Your answer must be every line of the data that contains "JSON".

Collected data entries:

◇ ◇ ◇ ◇ ◇ ◇ ◇

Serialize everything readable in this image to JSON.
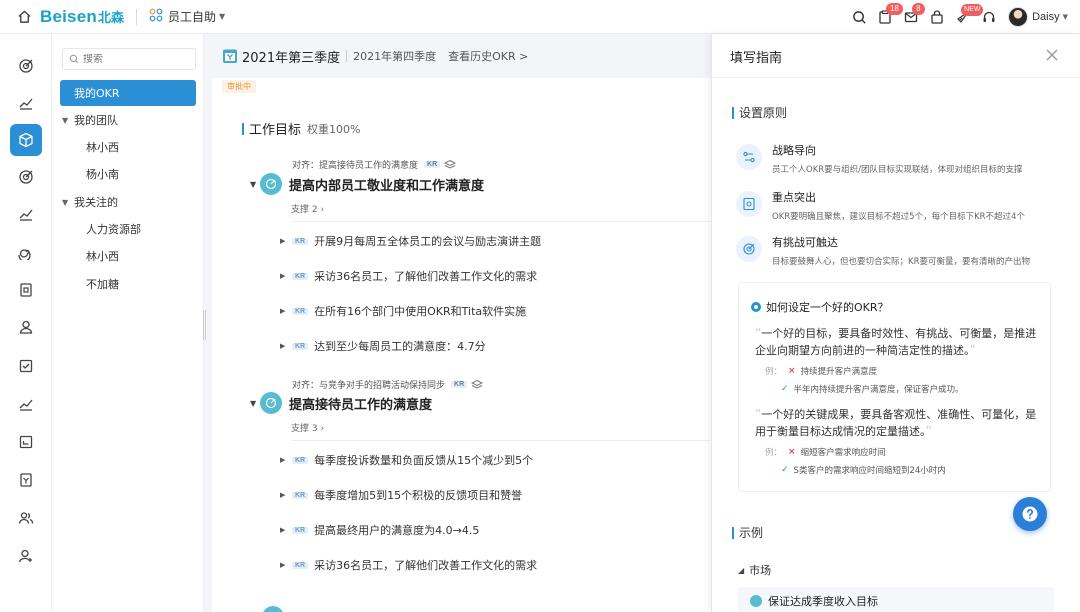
{
  "header": {
    "brand": "Beisen",
    "brand_cn": "北森",
    "app_name": "员工自助",
    "badges": {
      "notice": "18",
      "mail": "8",
      "new": "NEW"
    },
    "user_name": "Daisy"
  },
  "nav": {
    "search_placeholder": "搜索",
    "my_okr": "我的OKR",
    "my_team": "我的团队",
    "team_members": [
      "林小西",
      "杨小南"
    ],
    "followed": "我关注的",
    "followed_items": [
      "人力资源部",
      "林小西",
      "不加糖"
    ]
  },
  "main": {
    "current_quarter": "2021年第三季度",
    "next_quarter": "2021年第四季度",
    "history_link": "查看历史OKR >",
    "status": "审批中",
    "section_title": "工作目标",
    "weight": "权重100%",
    "objectives": [
      {
        "align": "对齐：提高接待员工作的满意度",
        "kr_tag": "KR",
        "title": "提高内部员工敬业度和工作满意度",
        "support": "支撑 2",
        "krs": [
          "开展9月每周五全体员工的会议与励志演讲主题",
          "采访36名员工，了解他们改善工作文化的需求",
          "在所有16个部门中使用OKR和Tita软件实施",
          "达到至少每周员工的满意度：4.7分"
        ]
      },
      {
        "align": "对齐：与竞争对手的招聘活动保持同步",
        "kr_tag": "KR",
        "title": "提高接待员工作的满意度",
        "support": "支撑 3",
        "krs": [
          "每季度投诉数量和负面反馈从15个减少到5个",
          "每季度增加5到15个积极的反馈项目和赞誉",
          "提高最终用户的满意度为4.0→4.5",
          "采访36名员工，了解他们改善工作文化的需求"
        ]
      }
    ]
  },
  "guide": {
    "title": "填写指南",
    "principles_title": "设置原则",
    "principles": [
      {
        "title": "战略导向",
        "desc": "员工个人OKR要与组织/团队目标实现联结，体现对组织目标的支撑"
      },
      {
        "title": "重点突出",
        "desc": "OKR要明确且聚焦，建议目标不超过5个，每个目标下KR不超过4个"
      },
      {
        "title": "有挑战可触达",
        "desc": "目标要鼓舞人心，但也要切合实际；KR要可衡量，要有清晰的产出物"
      }
    ],
    "howto_question": "如何设定一个好的OKR？",
    "quote1_line1": "一个好的目标，要具备时效性、有挑战、可衡量，是推进",
    "quote1_line2": "企业向期望方向前进的一种简洁定性的描述。",
    "ex_label": "例：",
    "ex1_bad": "持续提升客户满意度",
    "ex1_good": "半年内持续提升客户满意度，保证客户成功。",
    "quote2_line1": "一个好的关键成果，要具备客观性、准确性、可量化，是",
    "quote2_line2": "用于衡量目标达成情况的定量描述。",
    "ex2_bad": "缩短客户需求响应时间",
    "ex2_good": "S类客户的需求响应时间缩短到24小时内",
    "example_title": "示例",
    "market": "市场",
    "example_objective": "保证达成季度收入目标"
  }
}
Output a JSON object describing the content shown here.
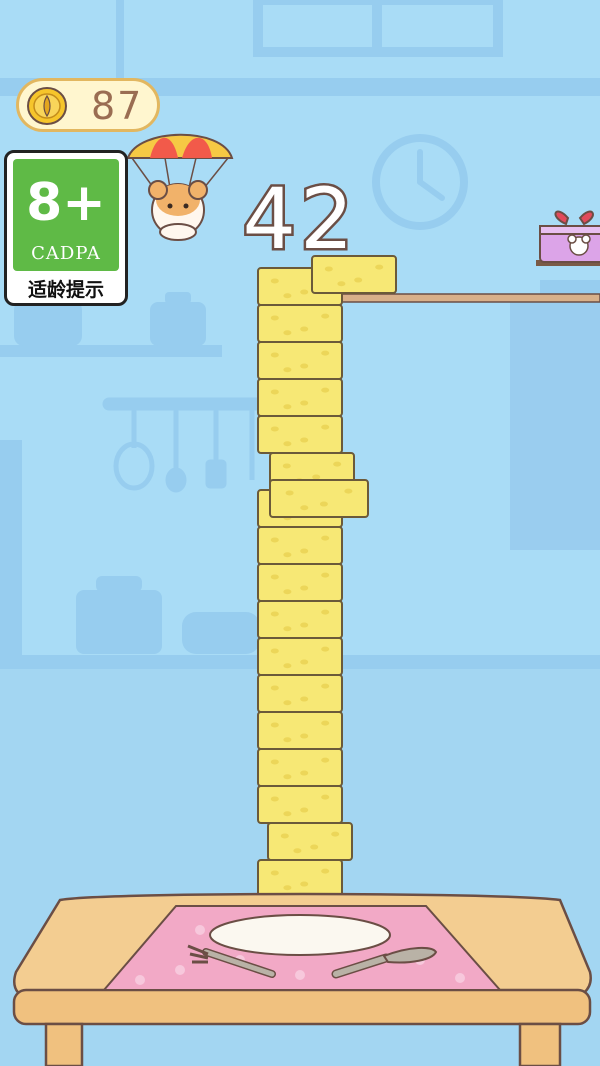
{
  "hud": {
    "coin_count": "87",
    "score": "42"
  },
  "age_badge": {
    "rating": "8+",
    "org": "CADPA",
    "caption": "适龄提示"
  },
  "tower": {
    "stacked_count": 18
  },
  "icons": [
    "coin-icon",
    "parachute-hamster-icon",
    "clock-icon",
    "gift-box-icon",
    "fork-icon",
    "knife-icon"
  ],
  "colors": {
    "sky": "#a9dcf6",
    "cheese": "#f7e875",
    "cheese_outline": "#6b5a3a",
    "tablecloth": "#f2a9c6",
    "table": "#f3cd91",
    "age_green": "#5fba46"
  }
}
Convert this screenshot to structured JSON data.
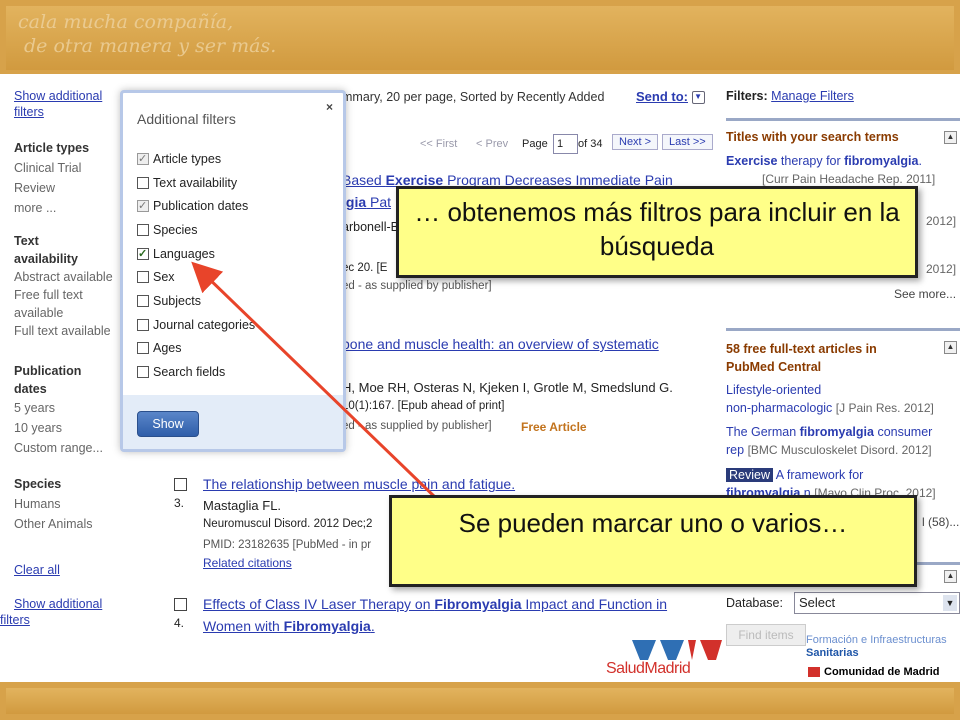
{
  "banner": {
    "script_line1": "cala mucha compañía,",
    "script_line2": "de otra manera y ser más."
  },
  "sidebar": {
    "show_additional": "Show additional filters",
    "article_types": {
      "heading": "Article types",
      "items": [
        "Clinical Trial",
        "Review",
        "more ..."
      ]
    },
    "text_availability": {
      "heading": "Text availability",
      "items": [
        "Abstract available",
        "Free full text available",
        "Full text available"
      ]
    },
    "publication_dates": {
      "heading": "Publication dates",
      "items": [
        "5 years",
        "10 years",
        "Custom range..."
      ]
    },
    "species": {
      "heading": "Species",
      "items": [
        "Humans",
        "Other Animals"
      ]
    },
    "clear_all": "Clear all",
    "show_additional_bottom": "Show additional filters"
  },
  "results_header": {
    "display_settings": "mmary, 20 per page, Sorted by Recently Added",
    "send_to": "Send to:",
    "first": "<< First",
    "prev": "< Prev",
    "page_label": "Page",
    "page_value": "1",
    "of_pages": "of 34",
    "next": "Next >",
    "last": "Last >>"
  },
  "results": [
    {
      "title_fragment1": "Based ",
      "title_bold": "Exercise",
      "title_fragment2": " Program Decreases Immediate Pain",
      "title_line2a": "lgia",
      "title_line2b": " Pat",
      "authors": "arbonell-B",
      "source": "ec 20. [E",
      "status": "ed - as supplied by publisher]"
    },
    {
      "title_fragment": " bone and muscle health: an overview of systematic",
      "authors": "H, Moe RH, Osteras N, Kjeken I, Grotle M, Smedslund G.",
      "source": "10(1):167. [Epub ahead of print]",
      "status": "ed - as supplied by publisher]",
      "free": "Free Article"
    },
    {
      "number": "3.",
      "title": "The relationship between muscle pain and fatigue.",
      "authors": "Mastaglia FL.",
      "source": "Neuromuscul Disord. 2012 Dec;2",
      "pmid": "PMID: 23182635 [PubMed - in pr",
      "related": "Related citations"
    },
    {
      "number": "4.",
      "title_a": "Effects of Class IV Laser Therapy on ",
      "title_b": "Fibromyalgia",
      "title_c": " Impact and Function in",
      "title_d": "Women with ",
      "title_e": "Fibromyalgia",
      "title_f": "."
    }
  ],
  "right": {
    "filters_label": "Filters:",
    "manage_filters": "Manage Filters",
    "titles_heading": "Titles with your search terms",
    "titles_item1_a": "Exercise",
    "titles_item1_b": " therapy for ",
    "titles_item1_c": "fibromyalgia",
    "titles_item1_d": ".",
    "titles_item1_src": "[Curr Pain Headache Rep. 2011]",
    "titles_item2_tail": "2012]",
    "titles_item3_tail": "2012]",
    "see_more": "See more...",
    "free_heading": "58 free full-text articles in PubMed Central",
    "free_item1_a": "Lifestyle-oriented",
    "free_item1_b": "non-pharmacologic",
    "free_item1_src": "[J Pain Res. 2012]",
    "free_item2_a": "The German ",
    "free_item2_b": "fibromyalgia",
    "free_item2_c": " consumer",
    "free_item2_d": "rep",
    "free_item2_src": "[BMC Musculoskelet Disord. 2012]",
    "free_item3_badge": "Review",
    "free_item3_a": " A framework for",
    "free_item3_b": "fibromyalgia",
    "free_item3_c": " n",
    "free_item3_src": "[Mayo Clin Proc. 2012]",
    "free_more": "l (58)...",
    "database_label": "Database:",
    "database_value": "Select",
    "find_items": "Find items"
  },
  "popup": {
    "title": "Additional filters",
    "close": "×",
    "filters": [
      {
        "label": "Article types",
        "state": "checked-disabled"
      },
      {
        "label": "Text availability",
        "state": "unchecked"
      },
      {
        "label": "Publication dates",
        "state": "checked-disabled"
      },
      {
        "label": "Species",
        "state": "unchecked"
      },
      {
        "label": "Languages",
        "state": "checked"
      },
      {
        "label": "Sex",
        "state": "unchecked"
      },
      {
        "label": "Subjects",
        "state": "unchecked"
      },
      {
        "label": "Journal categories",
        "state": "unchecked"
      },
      {
        "label": "Ages",
        "state": "unchecked"
      },
      {
        "label": "Search fields",
        "state": "unchecked"
      }
    ],
    "show_button": "Show"
  },
  "callouts": {
    "top": "… obtenemos más filtros para incluir en la búsqueda",
    "bottom": "Se pueden marcar uno o varios…"
  },
  "logos": {
    "salud": "SaludMadrid",
    "sanitarias_line1": "Formación e Infraestructuras",
    "sanitarias_line2": "Sanitarias",
    "comunidad": "Comunidad de Madrid"
  },
  "colors": {
    "banner": "#d7a24a",
    "link": "#2a3bb0",
    "callout_bg": "#ffff88",
    "arrow": "#e8442a",
    "heading_right": "#8a3b00"
  }
}
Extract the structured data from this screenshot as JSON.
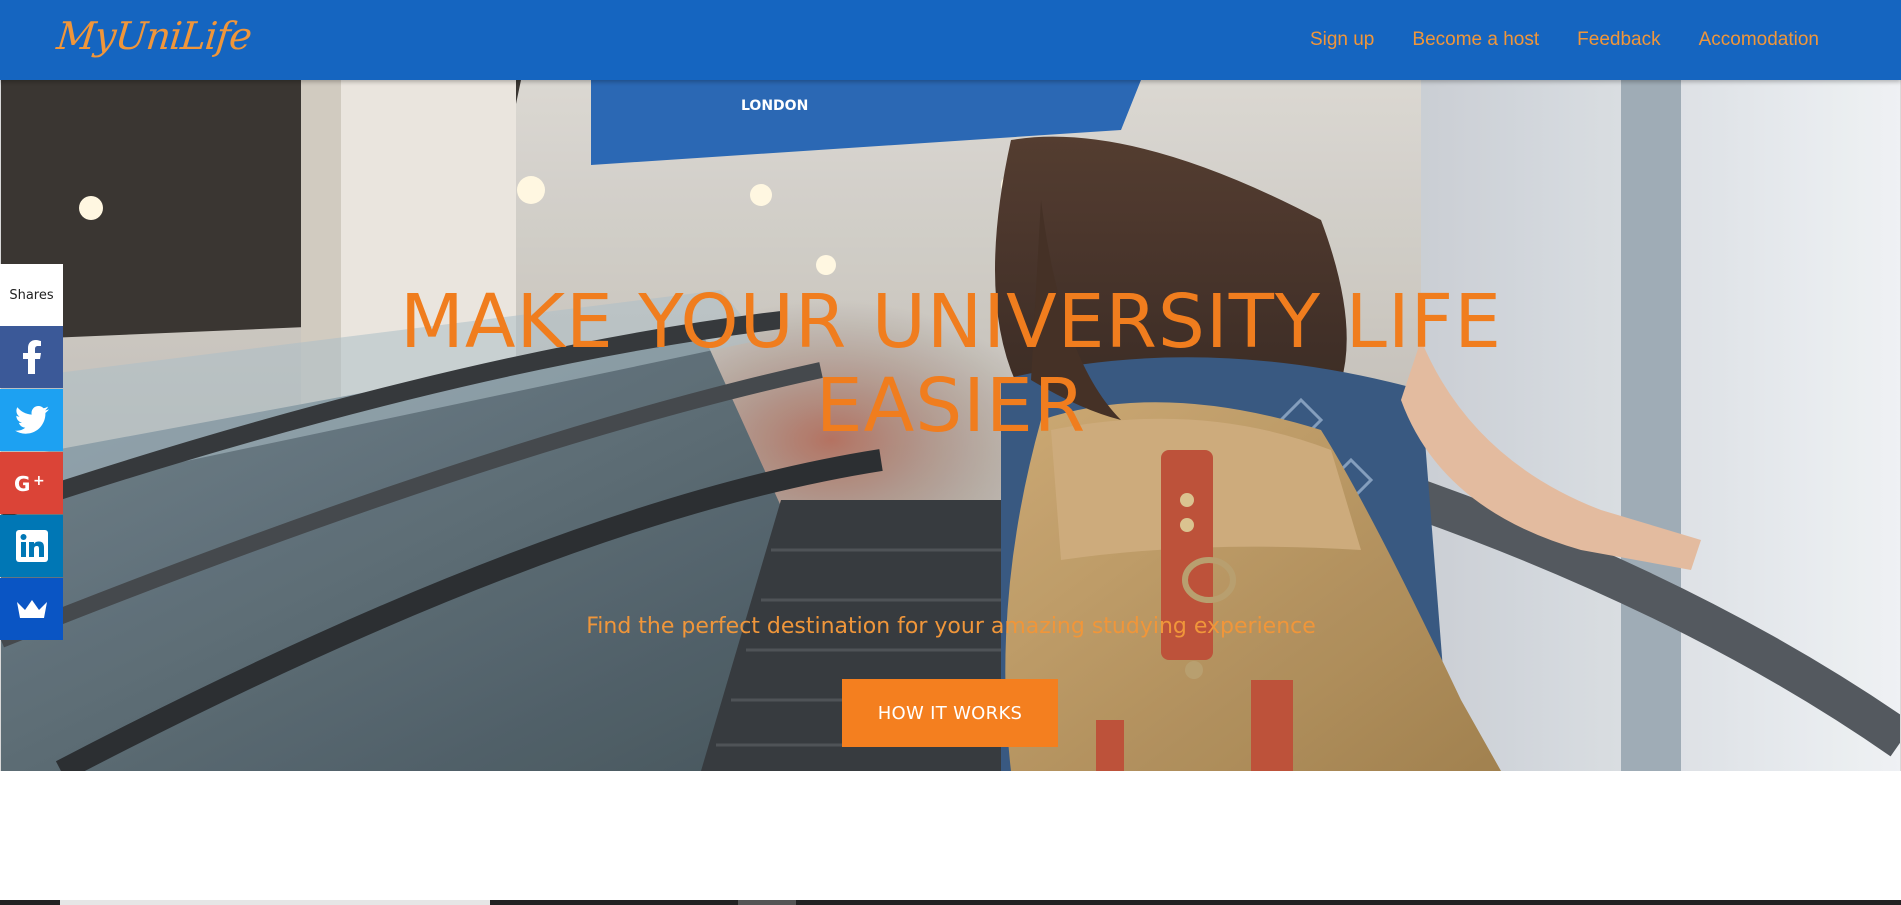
{
  "brand": {
    "logo_text": "MyUniLife"
  },
  "nav": {
    "items": [
      {
        "label": "Sign up"
      },
      {
        "label": "Become a host"
      },
      {
        "label": "Feedback"
      },
      {
        "label": "Accomodation"
      }
    ]
  },
  "hero": {
    "title_line1": "MAKE YOUR UNIVERSITY LIFE",
    "title_line2": "EASIER",
    "subtitle": "Find the perfect destination for your amazing studying experience",
    "cta_label": "HOW IT WORKS",
    "sign_text": "LONDON"
  },
  "share": {
    "label": "Shares",
    "buttons": [
      {
        "icon": "facebook-icon",
        "color": "#3b5998"
      },
      {
        "icon": "twitter-icon",
        "color": "#1da1f2"
      },
      {
        "icon": "google-plus-icon",
        "color": "#db4437"
      },
      {
        "icon": "linkedin-icon",
        "color": "#0077b5"
      },
      {
        "icon": "sumome-crown-icon",
        "color": "#0a55c4"
      }
    ]
  },
  "colors": {
    "navbar": "#1565c0",
    "accent": "#f47f1f",
    "link": "#f0963a"
  }
}
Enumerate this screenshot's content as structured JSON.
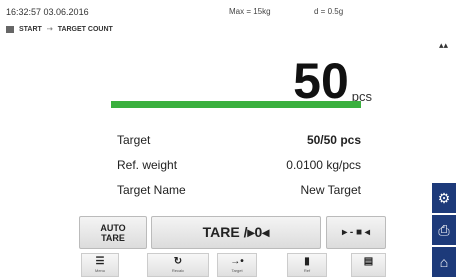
{
  "topbar": {
    "datetime": "16:32:57 03.06.2016",
    "max": "Max = 15kg",
    "d": "d = 0.5g"
  },
  "breadcrumb": {
    "start": "START",
    "current": "TARGET COUNT"
  },
  "display": {
    "value": "50",
    "unit": "pcs",
    "progress": 1.0,
    "progress_color": "#3ab03e"
  },
  "info": [
    {
      "label": "Target",
      "value": "50/50 pcs"
    },
    {
      "label": "Ref. weight",
      "value": "0.0100 kg/pcs"
    },
    {
      "label": "Target Name",
      "value": "New Target"
    }
  ],
  "buttons": {
    "auto_tare_line1": "AUTO",
    "auto_tare_line2": "TARE",
    "tare": "TARE /▸0◂",
    "ref": "▸ - ■ ◂"
  },
  "bottom_buttons": [
    {
      "icon": "menu-icon",
      "glyph": "☰",
      "label": "Menu"
    },
    {
      "icon": "recalc-icon",
      "glyph": "↻",
      "label": "Recalc"
    },
    {
      "icon": "target-icon",
      "glyph": "→•",
      "label": "Target"
    },
    {
      "icon": "ref-icon",
      "glyph": "▮",
      "label": "Ref"
    },
    {
      "icon": "delete-icon",
      "glyph": "▤",
      "label": ""
    }
  ],
  "side_buttons": [
    {
      "icon": "gear-icon",
      "glyph": "⚙"
    },
    {
      "icon": "print-icon",
      "glyph": "⎙"
    },
    {
      "icon": "home-icon",
      "glyph": "⌂"
    }
  ],
  "colors": {
    "accent": "#1d3a7a",
    "progress": "#3ab03e"
  }
}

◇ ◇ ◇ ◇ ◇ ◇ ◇

SOLVED EXERCISE =
Serialize everything readable in this image to JSON.
Output a JSON object describing the content shown here.
Convert this screenshot to structured JSON data.
Extract the structured data from this screenshot as JSON.
Enumerate this screenshot's content as structured JSON.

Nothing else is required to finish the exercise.